Records supplied Start Marker

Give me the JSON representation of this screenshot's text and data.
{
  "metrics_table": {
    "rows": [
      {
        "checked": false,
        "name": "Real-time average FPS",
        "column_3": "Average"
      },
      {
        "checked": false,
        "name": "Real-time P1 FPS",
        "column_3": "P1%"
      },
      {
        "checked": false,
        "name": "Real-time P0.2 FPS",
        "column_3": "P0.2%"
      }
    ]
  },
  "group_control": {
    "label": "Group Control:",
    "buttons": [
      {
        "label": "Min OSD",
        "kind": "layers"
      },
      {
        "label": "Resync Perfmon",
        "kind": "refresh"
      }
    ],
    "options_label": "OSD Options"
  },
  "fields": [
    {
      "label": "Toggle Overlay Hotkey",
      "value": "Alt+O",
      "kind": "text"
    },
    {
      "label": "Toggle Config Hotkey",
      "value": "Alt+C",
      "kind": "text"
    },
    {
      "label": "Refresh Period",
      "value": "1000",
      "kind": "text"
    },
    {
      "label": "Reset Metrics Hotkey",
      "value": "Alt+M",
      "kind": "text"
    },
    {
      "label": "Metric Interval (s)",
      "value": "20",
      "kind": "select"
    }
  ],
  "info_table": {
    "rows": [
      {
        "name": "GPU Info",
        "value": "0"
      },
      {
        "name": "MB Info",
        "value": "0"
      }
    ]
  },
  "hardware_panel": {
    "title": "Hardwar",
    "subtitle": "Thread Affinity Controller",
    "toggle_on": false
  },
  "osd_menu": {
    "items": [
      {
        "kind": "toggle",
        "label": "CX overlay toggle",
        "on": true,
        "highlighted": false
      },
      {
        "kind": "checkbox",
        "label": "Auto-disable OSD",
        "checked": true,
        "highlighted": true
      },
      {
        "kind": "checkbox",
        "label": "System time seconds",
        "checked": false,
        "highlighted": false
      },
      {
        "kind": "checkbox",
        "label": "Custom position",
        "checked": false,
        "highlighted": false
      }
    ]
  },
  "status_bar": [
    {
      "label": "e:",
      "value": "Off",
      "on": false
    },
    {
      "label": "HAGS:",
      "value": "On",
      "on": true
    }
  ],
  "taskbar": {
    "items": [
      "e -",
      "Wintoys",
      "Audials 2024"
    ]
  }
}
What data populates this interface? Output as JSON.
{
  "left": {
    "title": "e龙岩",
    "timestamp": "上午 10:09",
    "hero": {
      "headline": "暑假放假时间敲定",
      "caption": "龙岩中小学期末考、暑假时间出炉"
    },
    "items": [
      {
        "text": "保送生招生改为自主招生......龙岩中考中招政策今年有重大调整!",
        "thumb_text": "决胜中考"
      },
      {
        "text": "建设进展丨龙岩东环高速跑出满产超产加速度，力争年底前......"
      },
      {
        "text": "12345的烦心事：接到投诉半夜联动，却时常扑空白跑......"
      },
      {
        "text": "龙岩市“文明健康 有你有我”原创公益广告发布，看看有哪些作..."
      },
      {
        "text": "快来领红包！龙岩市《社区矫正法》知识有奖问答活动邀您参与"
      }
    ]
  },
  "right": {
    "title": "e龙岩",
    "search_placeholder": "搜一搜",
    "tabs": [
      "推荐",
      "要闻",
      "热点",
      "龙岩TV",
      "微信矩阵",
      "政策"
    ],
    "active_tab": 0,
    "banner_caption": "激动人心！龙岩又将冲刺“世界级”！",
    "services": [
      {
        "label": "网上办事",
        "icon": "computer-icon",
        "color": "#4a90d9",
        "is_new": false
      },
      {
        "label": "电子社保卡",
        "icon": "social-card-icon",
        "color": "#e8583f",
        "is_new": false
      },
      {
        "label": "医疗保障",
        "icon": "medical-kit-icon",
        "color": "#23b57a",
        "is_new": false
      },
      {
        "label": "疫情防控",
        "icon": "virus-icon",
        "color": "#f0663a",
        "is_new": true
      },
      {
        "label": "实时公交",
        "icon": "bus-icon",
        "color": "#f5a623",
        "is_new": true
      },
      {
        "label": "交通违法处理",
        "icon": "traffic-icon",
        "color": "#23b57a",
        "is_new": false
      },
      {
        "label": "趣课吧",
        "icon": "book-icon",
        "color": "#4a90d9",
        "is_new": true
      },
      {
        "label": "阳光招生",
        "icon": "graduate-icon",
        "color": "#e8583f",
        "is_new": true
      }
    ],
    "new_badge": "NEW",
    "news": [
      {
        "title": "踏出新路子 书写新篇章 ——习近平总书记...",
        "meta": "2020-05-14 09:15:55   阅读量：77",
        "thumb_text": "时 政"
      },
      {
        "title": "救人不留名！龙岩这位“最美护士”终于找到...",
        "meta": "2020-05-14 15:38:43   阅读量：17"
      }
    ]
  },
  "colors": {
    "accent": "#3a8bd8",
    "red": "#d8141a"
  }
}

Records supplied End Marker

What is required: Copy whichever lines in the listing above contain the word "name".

Output below:
        "name": "Real-time average FPS",
        "name": "Real-time P1 FPS",
        "name": "Real-time P0.2 FPS",
        "name": "GPU Info",
        "name": "MB Info",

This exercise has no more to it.